Sagittarius- You get the feeling that you and your new roommate will get along this semester, but you can’t help feeling a little uneasy about the winky face at the end of every text.

 

Capricorn- The winter break has allowed you to escape the taint of the occult that nearly destroyed you last semester. But for how long?

 

Aquarius- The start of a semester is the perfect opportunity for you to reinvent yourself. Consider a face tattoo.

 

Pisces- Project confidence to your new acquaintances by referring to yourself only in third-person.

 

Aries- You’ll feel disoriented and a little nauseous this week, but that’s normal after time travel. Welcome to the future, pilgrim.

 

Taurus- You’ll never have to deal with the frustration of parking again after your car is stolen.

 

Gemini- The hottie who sits next to you will be enough motivation to get yourself to class, but not enough for you to actually pass.

 

Cancer- Your new roommate is a moaner. Enjoy that.
Leo- The last owner of your anatomy textbook was a skilled artist, but their obsession with one organ in particular will be both distracting and a little unnerving.

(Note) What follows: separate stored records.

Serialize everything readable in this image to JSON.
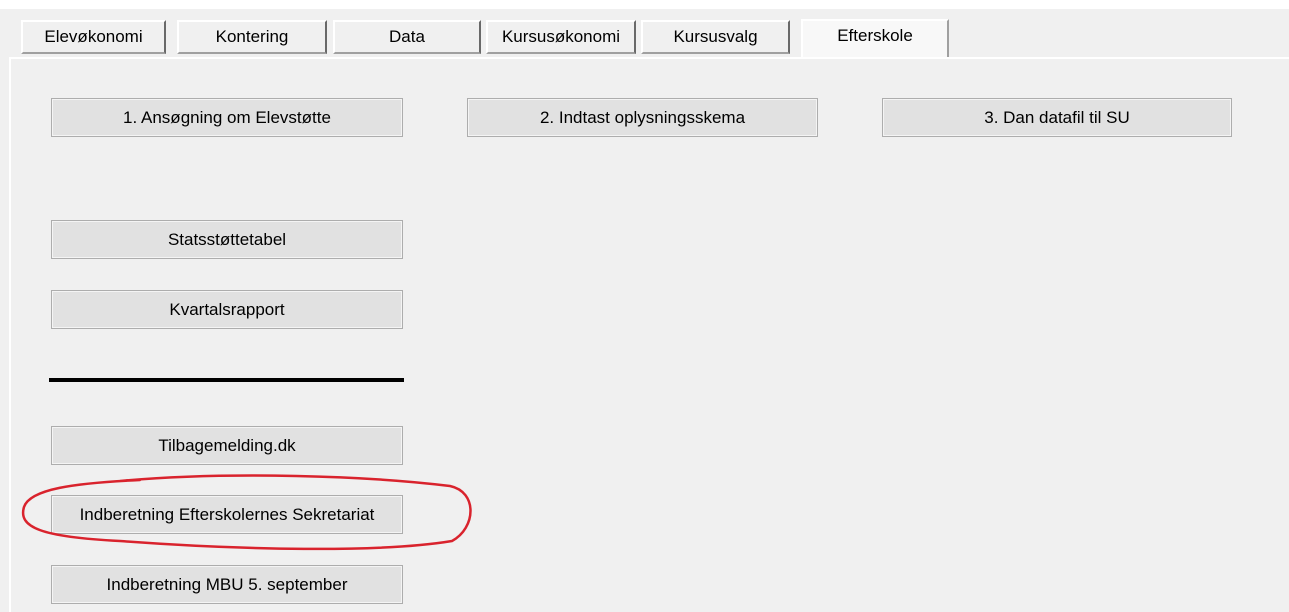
{
  "tabs": [
    {
      "label": "Elevøkonomi",
      "active": false
    },
    {
      "label": "Kontering",
      "active": false
    },
    {
      "label": "Data",
      "active": false
    },
    {
      "label": "Kursusøkonomi",
      "active": false
    },
    {
      "label": "Kursusvalg",
      "active": false
    },
    {
      "label": "Efterskole",
      "active": true
    }
  ],
  "top_buttons": {
    "ansogning": "1. Ansøgning om Elevstøtte",
    "indtast": "2. Indtast oplysningsskema",
    "datafil": "3. Dan datafil til SU"
  },
  "buttons": {
    "statsstottetabel": "Statsstøttetabel",
    "kvartalsrapport": "Kvartalsrapport",
    "tilbagemelding": "Tilbagemelding.dk",
    "indberetning_sekretariat": "Indberetning Efterskolernes Sekretariat",
    "indberetning_mbu": "Indberetning MBU 5. september"
  },
  "colors": {
    "background": "#f0f0f0",
    "button_face": "#e1e1e1",
    "annotation_ring": "#d9232d"
  }
}
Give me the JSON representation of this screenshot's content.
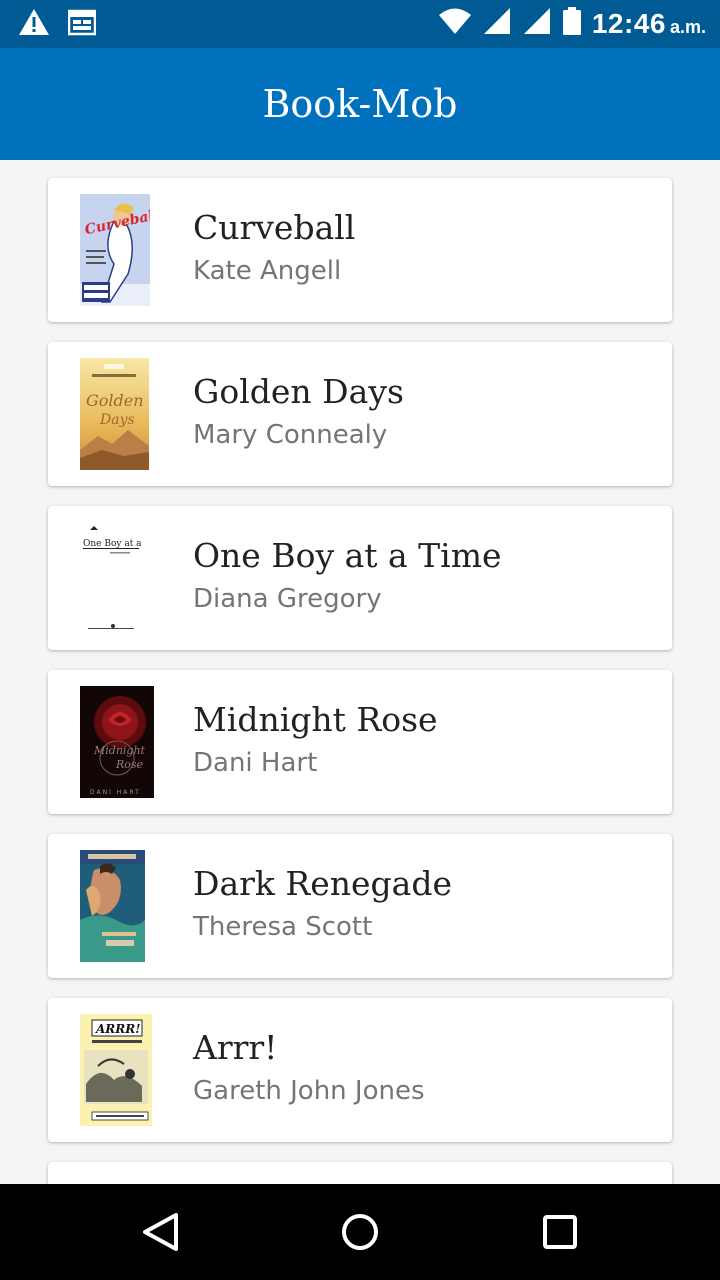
{
  "status_bar": {
    "time": "12:46",
    "ampm": "a.m.",
    "icons": [
      "warning-icon",
      "calendar-icon",
      "wifi-icon",
      "signal-icon",
      "signal-icon-2",
      "battery-icon"
    ]
  },
  "app_bar": {
    "title": "Book-Mob"
  },
  "books": [
    {
      "title": "Curveball",
      "author": "Kate Angell",
      "cover_color": "#c7d4ef"
    },
    {
      "title": "Golden Days",
      "author": "Mary Connealy",
      "cover_color": "#e8c56a"
    },
    {
      "title": "One Boy at a Time",
      "author": "Diana Gregory",
      "cover_color": "#ffffff"
    },
    {
      "title": "Midnight Rose",
      "author": "Dani Hart",
      "cover_color": "#1a0a0a"
    },
    {
      "title": "Dark Renegade",
      "author": "Theresa Scott",
      "cover_color": "#2f7f86"
    },
    {
      "title": "Arrr!",
      "author": "Gareth John Jones",
      "cover_color": "#fbf1b0"
    }
  ],
  "nav_bar": {
    "icons": [
      "back-icon",
      "home-icon",
      "recents-icon"
    ]
  }
}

Drones at UMBC fail to take flight

Popularity rises but FAA continues to regulate

Drone technologies are becoming more prominent in politics and on college campuses leading UMBC to develop specific UAV policies.

Once ruled by birds and then by planes, the sky’s latest addition includes drones, also known as Unmanned Aerial Vehicles (UAVs).

While these aircraft may lack a pilot physically aboard the vehicle, a trained team on the ground controls the UAV through a variety of sophisticated radar systems, image sensors and a network of cameras depicting locations and flight conditions.

Moreover, drone operations have become key national security projects as they precipitate concerns for civilian privacy.

A BBC News article reports that drone use under President Obama’s administration is more than double that employed during President George W. Bush’s time in office, illustrating the technology’s achieved eminence.

While the United States government is currently the principle drone proprietor, these technological advancements have also earned recognition on numerous American college campuses.

In 2009, the University of North Dakota was the first college in the country to institute an unmanned aerial systems major. Kansas State University Salina, Embry-Riddle Aeronautical University and Indiana State University are also following suit by introducing UAV or UAS (unmanned aircraft systems) majors to their aeronautical science programs.

“Just about anything you do with aviation today, you can do with unmanned aerial vehicles in the future,” said Andrew R. Lacher in a New York Times article. Lacher is a researcher affiliated with the Mitre Corporation, a non-profit organization assisting with the government’s UAV programs.

With drone technology amplifying into a “rising new frontier of aviation” according to Lacher, UMBC has also found it necessary to develop policies regarding drone usage for research.

UMBC’s main campus location is categorized as a Class B airspace due to the campus’s vicinity to a major airport, according to a correspondence from the UMBC Office of Research Protections and Compliance.

Additionally, UMBC’s closeness to Washington D.C. poses further flight restrictions and security concerns.

Recognizing such problematic constraints for research institutions, the Federal Aviation Administration is considering public safety, air traffic and the necessity of continual drone research as they detail vigilant UAV flight policies.

“Currently, UMBC is unable to permit the operation of any UAS/UAV/drone on campus and UMBC cannot host research using UAS flight,” reports the UMBC Office of Research Protections and Compliance.

To maintain the university’s dedication to progressive research, collaborative efforts with affiliates including the University of Maryland Unmanned Aircraft Systems Test Site and the Mid-Atlantic Aviation Partnership (MAAP) are underway to provide researchers with access to UAS approved flight sites and resources.

In consideration of students’ privacy, the UMBC Office of Research Protections and Compliance stated, “UMBC is currently examining these issues, as we want to provide a safe environment for our students, faculty and staff that is conducive to learning, living and working.”